● Records provided:
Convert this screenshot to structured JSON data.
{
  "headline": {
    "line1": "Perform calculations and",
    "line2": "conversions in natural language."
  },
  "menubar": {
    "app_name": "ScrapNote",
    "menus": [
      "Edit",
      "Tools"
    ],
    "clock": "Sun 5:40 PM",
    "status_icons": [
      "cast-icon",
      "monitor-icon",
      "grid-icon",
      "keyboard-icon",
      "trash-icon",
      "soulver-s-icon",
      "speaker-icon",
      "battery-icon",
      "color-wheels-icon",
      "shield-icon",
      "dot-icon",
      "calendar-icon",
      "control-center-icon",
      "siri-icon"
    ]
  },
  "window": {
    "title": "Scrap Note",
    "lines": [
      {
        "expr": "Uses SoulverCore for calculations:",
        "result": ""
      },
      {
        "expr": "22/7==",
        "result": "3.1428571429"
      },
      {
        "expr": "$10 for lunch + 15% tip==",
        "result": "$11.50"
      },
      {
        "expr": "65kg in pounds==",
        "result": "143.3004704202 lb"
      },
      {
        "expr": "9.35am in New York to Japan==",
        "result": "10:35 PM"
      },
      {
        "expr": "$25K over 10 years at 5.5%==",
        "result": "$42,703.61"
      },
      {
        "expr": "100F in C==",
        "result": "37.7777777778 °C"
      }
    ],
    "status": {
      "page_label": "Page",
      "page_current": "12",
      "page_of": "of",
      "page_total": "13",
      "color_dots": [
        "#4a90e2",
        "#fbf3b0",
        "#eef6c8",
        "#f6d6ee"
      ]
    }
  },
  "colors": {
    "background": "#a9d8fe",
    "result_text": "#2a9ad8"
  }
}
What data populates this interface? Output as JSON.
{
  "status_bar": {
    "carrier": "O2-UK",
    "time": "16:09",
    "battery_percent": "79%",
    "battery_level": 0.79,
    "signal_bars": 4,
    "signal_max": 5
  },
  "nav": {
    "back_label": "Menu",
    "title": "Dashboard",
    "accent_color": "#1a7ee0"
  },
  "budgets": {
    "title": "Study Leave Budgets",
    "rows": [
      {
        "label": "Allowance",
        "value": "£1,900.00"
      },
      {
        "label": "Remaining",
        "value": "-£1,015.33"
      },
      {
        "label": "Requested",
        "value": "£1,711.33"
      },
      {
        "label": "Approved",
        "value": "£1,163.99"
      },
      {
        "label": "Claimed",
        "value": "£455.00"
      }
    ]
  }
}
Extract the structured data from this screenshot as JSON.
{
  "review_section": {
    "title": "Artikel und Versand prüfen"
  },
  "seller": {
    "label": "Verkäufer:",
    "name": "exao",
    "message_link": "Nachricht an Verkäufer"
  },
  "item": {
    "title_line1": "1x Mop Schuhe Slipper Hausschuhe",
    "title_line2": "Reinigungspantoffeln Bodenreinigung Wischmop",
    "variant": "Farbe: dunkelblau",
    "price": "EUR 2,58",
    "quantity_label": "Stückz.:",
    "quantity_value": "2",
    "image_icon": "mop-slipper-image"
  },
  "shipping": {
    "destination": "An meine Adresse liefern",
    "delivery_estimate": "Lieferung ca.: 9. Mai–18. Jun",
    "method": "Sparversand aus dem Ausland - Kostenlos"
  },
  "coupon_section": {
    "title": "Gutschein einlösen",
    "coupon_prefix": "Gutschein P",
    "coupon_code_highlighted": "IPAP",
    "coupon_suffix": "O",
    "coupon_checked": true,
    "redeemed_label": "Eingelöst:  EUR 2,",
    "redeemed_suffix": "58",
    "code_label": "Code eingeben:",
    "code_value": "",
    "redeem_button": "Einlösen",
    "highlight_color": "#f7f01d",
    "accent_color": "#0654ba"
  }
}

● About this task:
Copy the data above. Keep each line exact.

● Answer for this exercise:
Convert this screenshot to structured JSON data.
{
  "headline": {
    "line1": "Perform calculations and",
    "line2": "conversions in natural language."
  },
  "menubar": {
    "app_name": "ScrapNote",
    "menus": [
      "Edit",
      "Tools"
    ],
    "clock": "Sun 5:40 PM",
    "status_icons": [
      "cast-icon",
      "monitor-icon",
      "grid-icon",
      "keyboard-icon",
      "trash-icon",
      "soulver-s-icon",
      "speaker-icon",
      "battery-icon",
      "color-wheels-icon",
      "shield-icon",
      "dot-icon",
      "calendar-icon",
      "control-center-icon",
      "siri-icon"
    ]
  },
  "window": {
    "title": "Scrap Note",
    "lines": [
      {
        "expr": "Uses SoulverCore for calculations:",
        "result": ""
      },
      {
        "expr": "22/7==",
        "result": "3.1428571429"
      },
      {
        "expr": "$10 for lunch + 15% tip==",
        "result": "$11.50"
      },
      {
        "expr": "65kg in pounds==",
        "result": "143.3004704202 lb"
      },
      {
        "expr": "9.35am in New York to Japan==",
        "result": "10:35 PM"
      },
      {
        "expr": "$25K over 10 years at 5.5%==",
        "result": "$42,703.61"
      },
      {
        "expr": "100F in C==",
        "result": "37.7777777778 °C"
      }
    ],
    "status": {
      "page_label": "Page",
      "page_current": "12",
      "page_of": "of",
      "page_total": "13",
      "color_dots": [
        "#4a90e2",
        "#fbf3b0",
        "#eef6c8",
        "#f6d6ee"
      ]
    }
  },
  "colors": {
    "background": "#a9d8fe",
    "result_text": "#2a9ad8"
  }
}
What data populates this interface? Output as JSON.
{
  "status_bar": {
    "carrier": "O2-UK",
    "time": "16:09",
    "battery_percent": "79%",
    "battery_level": 0.79,
    "signal_bars": 4,
    "signal_max": 5
  },
  "nav": {
    "back_label": "Menu",
    "title": "Dashboard",
    "accent_color": "#1a7ee0"
  },
  "budgets": {
    "title": "Study Leave Budgets",
    "rows": [
      {
        "label": "Allowance",
        "value": "£1,900.00"
      },
      {
        "label": "Remaining",
        "value": "-£1,015.33"
      },
      {
        "label": "Requested",
        "value": "£1,711.33"
      },
      {
        "label": "Approved",
        "value": "£1,163.99"
      },
      {
        "label": "Claimed",
        "value": "£455.00"
      }
    ]
  }
}
Extract the structured data from this screenshot as JSON.
{
  "review_section": {
    "title": "Artikel und Versand prüfen"
  },
  "seller": {
    "label": "Verkäufer:",
    "name": "exao",
    "message_link": "Nachricht an Verkäufer"
  },
  "item": {
    "title_line1": "1x Mop Schuhe Slipper Hausschuhe",
    "title_line2": "Reinigungspantoffeln Bodenreinigung Wischmop",
    "variant": "Farbe: dunkelblau",
    "price": "EUR 2,58",
    "quantity_label": "Stückz.:",
    "quantity_value": "2",
    "image_icon": "mop-slipper-image"
  },
  "shipping": {
    "destination": "An meine Adresse liefern",
    "delivery_estimate": "Lieferung ca.: 9. Mai–18. Jun",
    "method": "Sparversand aus dem Ausland - Kostenlos"
  },
  "coupon_section": {
    "title": "Gutschein einlösen",
    "coupon_prefix": "Gutschein P",
    "coupon_code_highlighted": "IPAP",
    "coupon_suffix": "O",
    "coupon_checked": true,
    "redeemed_label": "Eingelöst:  EUR 2,",
    "redeemed_suffix": "58",
    "code_label": "Code eingeben:",
    "code_value": "",
    "redeem_button": "Einlösen",
    "highlight_color": "#f7f01d",
    "accent_color": "#0654ba"
  }
}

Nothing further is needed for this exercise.